Data about app and page elements
::::::::

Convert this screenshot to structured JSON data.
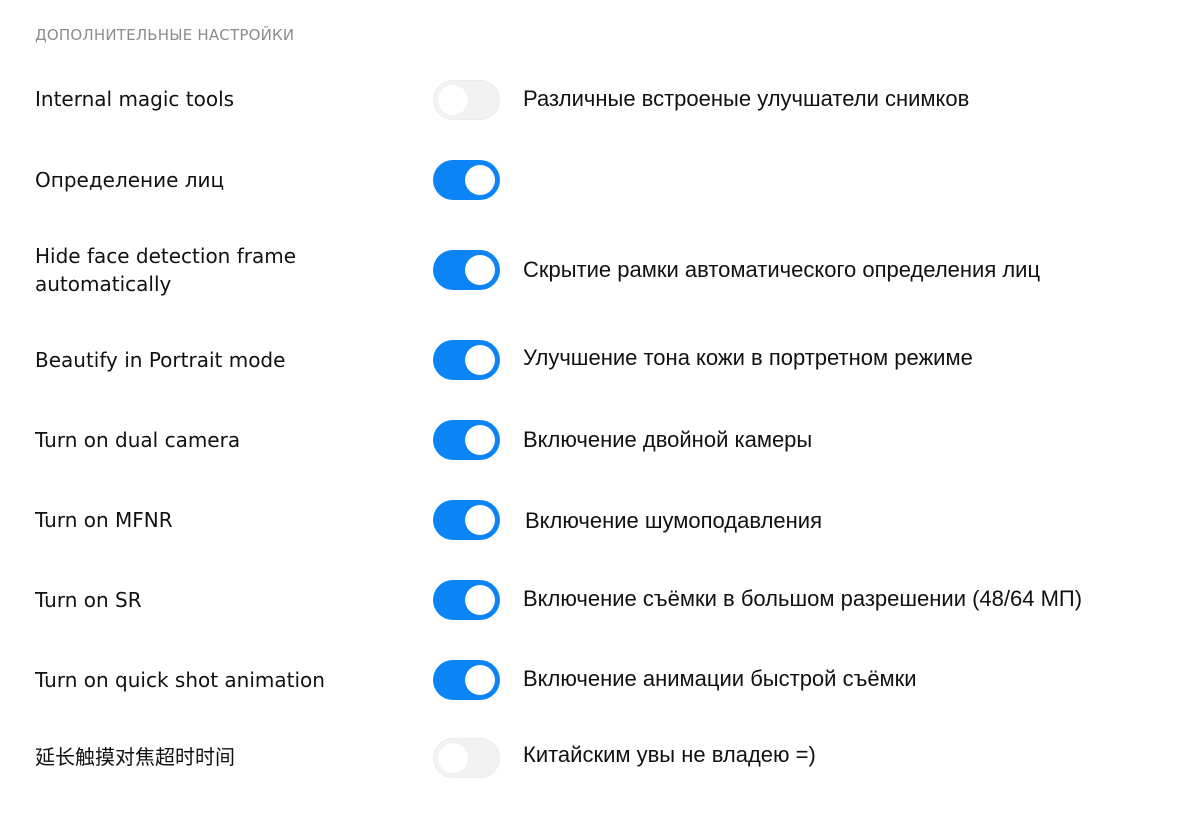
{
  "section": {
    "title": "ДОПОЛНИТЕЛЬНЫЕ НАСТРОЙКИ"
  },
  "colors": {
    "accent": "#0d84f5",
    "toggle_off": "#f2f2f2",
    "section_title": "#8c8c8c"
  },
  "settings": [
    {
      "label": "Internal magic tools",
      "enabled": false,
      "description": "Различные встроеные улучшатели снимков"
    },
    {
      "label": "Определение лиц",
      "enabled": true,
      "description": ""
    },
    {
      "label": "Hide face detection frame automatically",
      "enabled": true,
      "description": "Скрытие рамки автоматического определения лиц"
    },
    {
      "label": "Beautify in Portrait mode",
      "enabled": true,
      "description": "Улучшение тона кожи в портретном режиме"
    },
    {
      "label": "Turn on dual camera",
      "enabled": true,
      "description": "Включение двойной камеры"
    },
    {
      "label": "Turn on MFNR",
      "enabled": true,
      "description": "Включение шумоподавления"
    },
    {
      "label": "Turn on SR",
      "enabled": true,
      "description": "Включение съёмки в большом разрешении (48/64 МП)"
    },
    {
      "label": "Turn on quick shot animation",
      "enabled": true,
      "description": "Включение анимации быстрой съёмки"
    },
    {
      "label": "延长触摸对焦超时时间",
      "enabled": false,
      "description": "Китайским увы не владею =)"
    }
  ]
}
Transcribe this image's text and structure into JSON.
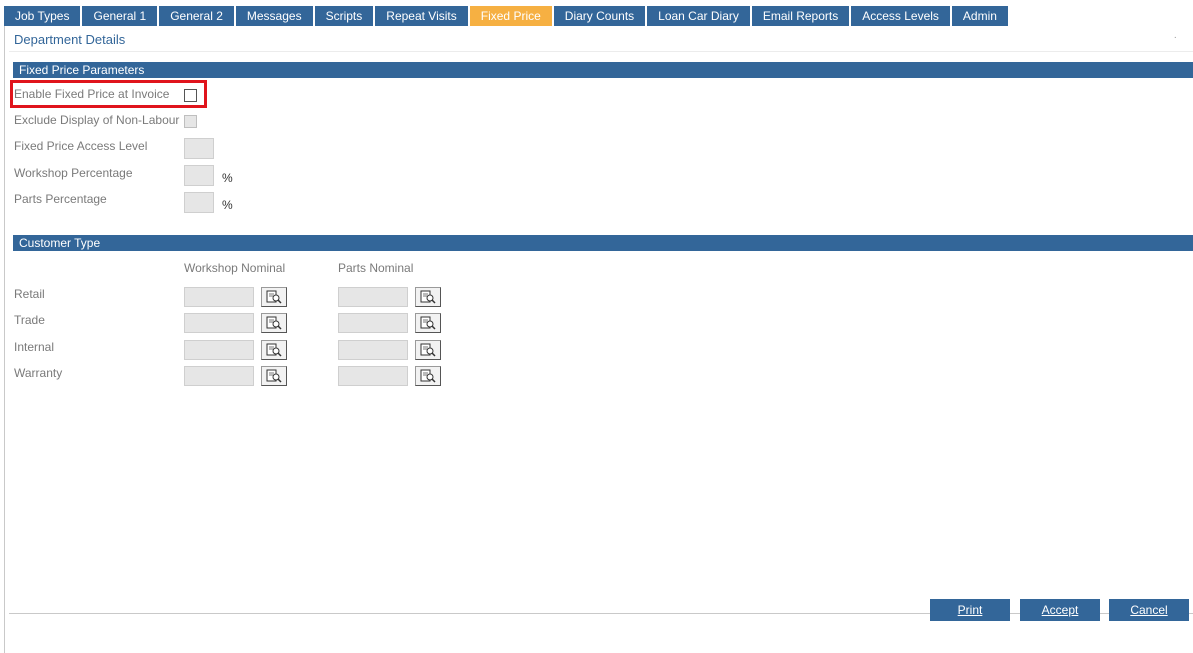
{
  "tabs": [
    {
      "label": "Job Types"
    },
    {
      "label": "General 1"
    },
    {
      "label": "General 2"
    },
    {
      "label": "Messages"
    },
    {
      "label": "Scripts"
    },
    {
      "label": "Repeat Visits"
    },
    {
      "label": "Fixed Price",
      "active": true
    },
    {
      "label": "Diary Counts"
    },
    {
      "label": "Loan Car Diary"
    },
    {
      "label": "Email Reports"
    },
    {
      "label": "Access Levels"
    },
    {
      "label": "Admin"
    }
  ],
  "page_title": "Department Details",
  "fixed_price": {
    "header": "Fixed Price Parameters",
    "enable_label": "Enable Fixed Price at Invoice",
    "exclude_label": "Exclude Display of Non-Labour",
    "access_level_label": "Fixed Price Access Level",
    "workshop_pct_label": "Workshop Percentage",
    "parts_pct_label": "Parts Percentage",
    "percent_symbol": "%"
  },
  "customer_type": {
    "header": "Customer Type",
    "col_workshop": "Workshop Nominal",
    "col_parts": "Parts Nominal",
    "rows": [
      {
        "label": "Retail"
      },
      {
        "label": "Trade"
      },
      {
        "label": "Internal"
      },
      {
        "label": "Warranty"
      }
    ]
  },
  "buttons": {
    "print": "Print",
    "accept": "Accept",
    "cancel": "Cancel"
  },
  "colors": {
    "accent": "#336699",
    "active_tab": "#f6b042",
    "highlight": "#e0141c"
  }
}
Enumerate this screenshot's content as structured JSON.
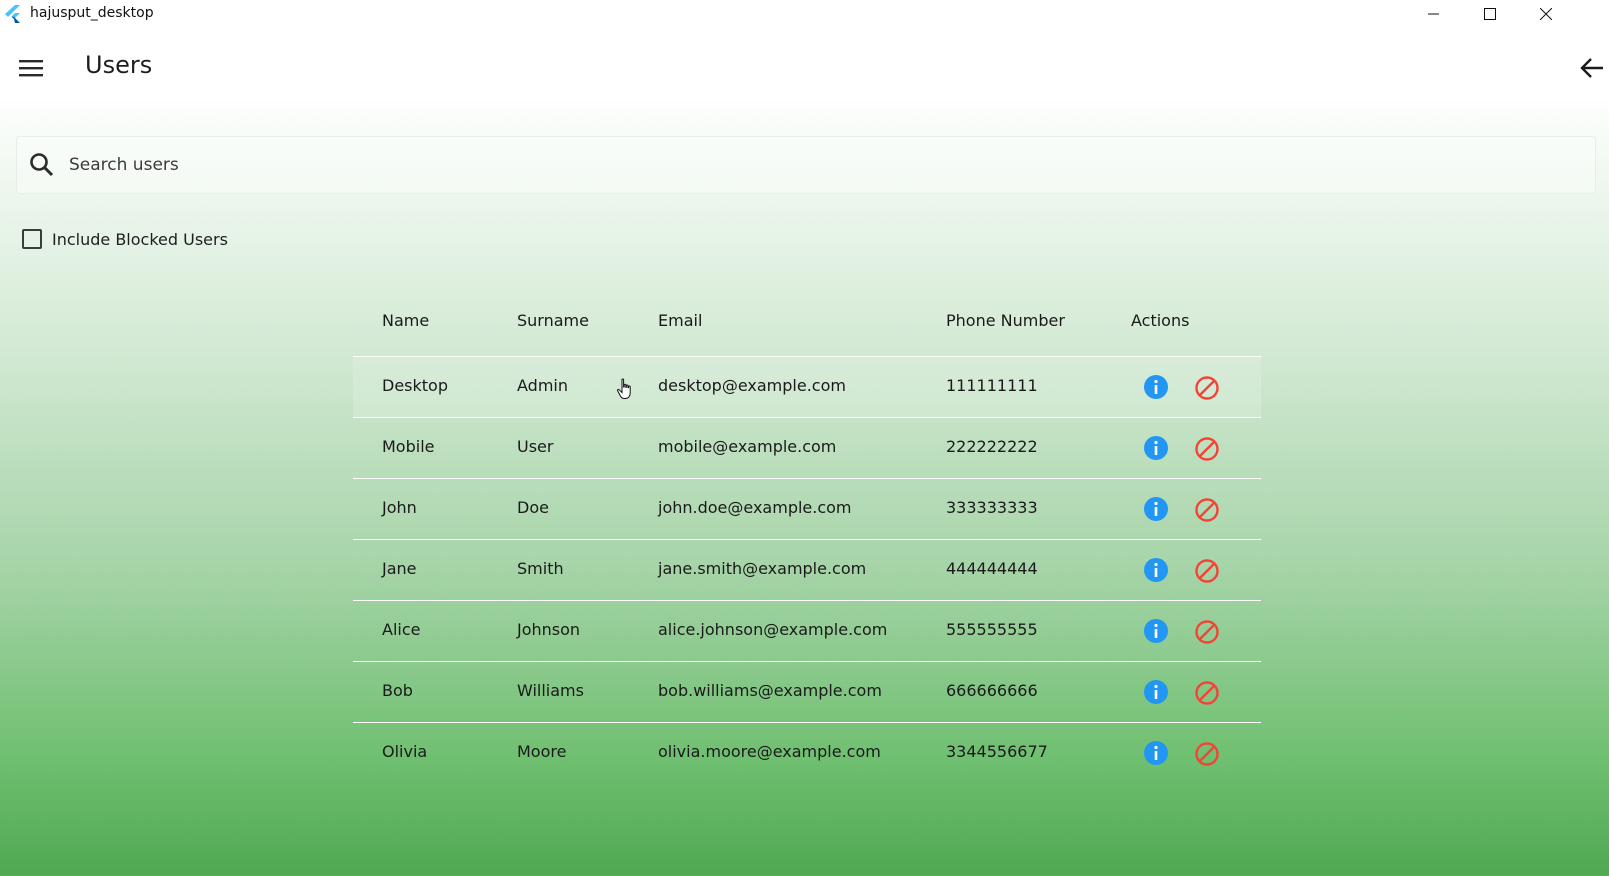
{
  "window": {
    "title": "hajusput_desktop"
  },
  "appbar": {
    "title": "Users"
  },
  "search": {
    "placeholder": "Search users",
    "value": ""
  },
  "filter": {
    "include_blocked_label": "Include Blocked Users",
    "checked": false
  },
  "table": {
    "headers": {
      "name": "Name",
      "surname": "Surname",
      "email": "Email",
      "phone": "Phone Number",
      "actions": "Actions"
    },
    "rows": [
      {
        "name": "Desktop",
        "surname": "Admin",
        "email": "desktop@example.com",
        "phone": "111111111"
      },
      {
        "name": "Mobile",
        "surname": "User",
        "email": "mobile@example.com",
        "phone": "222222222"
      },
      {
        "name": "John",
        "surname": "Doe",
        "email": "john.doe@example.com",
        "phone": "333333333"
      },
      {
        "name": "Jane",
        "surname": "Smith",
        "email": "jane.smith@example.com",
        "phone": "444444444"
      },
      {
        "name": "Alice",
        "surname": "Johnson",
        "email": "alice.johnson@example.com",
        "phone": "555555555"
      },
      {
        "name": "Bob",
        "surname": "Williams",
        "email": "bob.williams@example.com",
        "phone": "666666666"
      },
      {
        "name": "Olivia",
        "surname": "Moore",
        "email": "olivia.moore@example.com",
        "phone": "3344556677"
      }
    ]
  },
  "colors": {
    "info": "#2196f3",
    "block": "#f44336",
    "gradient_bottom": "#4fa852"
  },
  "icons": {
    "menu": "hamburger-icon",
    "back": "arrow-back-icon",
    "search": "search-icon",
    "info": "info-icon",
    "block": "block-icon"
  }
}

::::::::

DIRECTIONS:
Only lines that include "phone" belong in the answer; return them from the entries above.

RESULT BELOW:
      "phone": "Phone Number",
        "phone": "111111111"
        "phone": "222222222"
        "phone": "333333333"
        "phone": "444444444"
        "phone": "555555555"
        "phone": "666666666"
        "phone": "3344556677"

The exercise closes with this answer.